The answer must be the full listing, written out exactly.

+ + +

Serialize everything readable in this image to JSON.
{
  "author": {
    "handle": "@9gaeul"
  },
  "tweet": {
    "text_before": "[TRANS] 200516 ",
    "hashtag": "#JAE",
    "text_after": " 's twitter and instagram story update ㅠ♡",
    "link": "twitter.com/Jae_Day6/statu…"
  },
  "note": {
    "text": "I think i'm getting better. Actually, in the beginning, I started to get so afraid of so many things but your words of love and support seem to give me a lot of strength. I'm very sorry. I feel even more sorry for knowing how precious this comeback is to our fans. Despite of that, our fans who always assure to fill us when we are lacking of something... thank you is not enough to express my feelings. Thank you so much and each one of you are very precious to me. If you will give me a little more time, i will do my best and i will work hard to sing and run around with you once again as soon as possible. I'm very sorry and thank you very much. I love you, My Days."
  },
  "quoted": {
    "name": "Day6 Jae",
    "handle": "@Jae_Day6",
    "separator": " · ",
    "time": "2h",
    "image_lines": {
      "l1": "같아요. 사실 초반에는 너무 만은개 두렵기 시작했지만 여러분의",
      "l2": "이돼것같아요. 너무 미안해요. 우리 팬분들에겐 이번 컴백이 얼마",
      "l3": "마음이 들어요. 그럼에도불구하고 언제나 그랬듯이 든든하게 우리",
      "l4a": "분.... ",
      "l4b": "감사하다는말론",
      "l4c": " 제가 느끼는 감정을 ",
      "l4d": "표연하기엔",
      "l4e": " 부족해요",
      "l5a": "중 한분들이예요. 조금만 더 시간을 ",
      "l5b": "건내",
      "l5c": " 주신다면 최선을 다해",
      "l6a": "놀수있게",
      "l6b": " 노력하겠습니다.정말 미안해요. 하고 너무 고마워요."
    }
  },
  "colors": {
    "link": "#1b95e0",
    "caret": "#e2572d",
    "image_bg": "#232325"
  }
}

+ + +

**Result of this task:**
Serialize everything readable in this image to JSON.
{
  "author": {
    "handle": "@9gaeul"
  },
  "tweet": {
    "text_before": "[TRANS] 200516 ",
    "hashtag": "#JAE",
    "text_after": " 's twitter and instagram story update ㅠ♡",
    "link": "twitter.com/Jae_Day6/statu…"
  },
  "note": {
    "text": "I think i'm getting better. Actually, in the beginning, I started to get so afraid of so many things but your words of love and support seem to give me a lot of strength. I'm very sorry. I feel even more sorry for knowing how precious this comeback is to our fans. Despite of that, our fans who always assure to fill us when we are lacking of something... thank you is not enough to express my feelings. Thank you so much and each one of you are very precious to me. If you will give me a little more time, i will do my best and i will work hard to sing and run around with you once again as soon as possible. I'm very sorry and thank you very much. I love you, My Days."
  },
  "quoted": {
    "name": "Day6 Jae",
    "handle": "@Jae_Day6",
    "separator": " · ",
    "time": "2h",
    "image_lines": {
      "l1": "같아요. 사실 초반에는 너무 만은개 두렵기 시작했지만 여러분의",
      "l2": "이돼것같아요. 너무 미안해요. 우리 팬분들에겐 이번 컴백이 얼마",
      "l3": "마음이 들어요. 그럼에도불구하고 언제나 그랬듯이 든든하게 우리",
      "l4a": "분.... ",
      "l4b": "감사하다는말론",
      "l4c": " 제가 느끼는 감정을 ",
      "l4d": "표연하기엔",
      "l4e": " 부족해요",
      "l5a": "중 한분들이예요. 조금만 더 시간을 ",
      "l5b": "건내",
      "l5c": " 주신다면 최선을 다해",
      "l6a": "놀수있게",
      "l6b": " 노력하겠습니다.정말 미안해요. 하고 너무 고마워요."
    }
  },
  "colors": {
    "link": "#1b95e0",
    "caret": "#e2572d",
    "image_bg": "#232325"
  }
}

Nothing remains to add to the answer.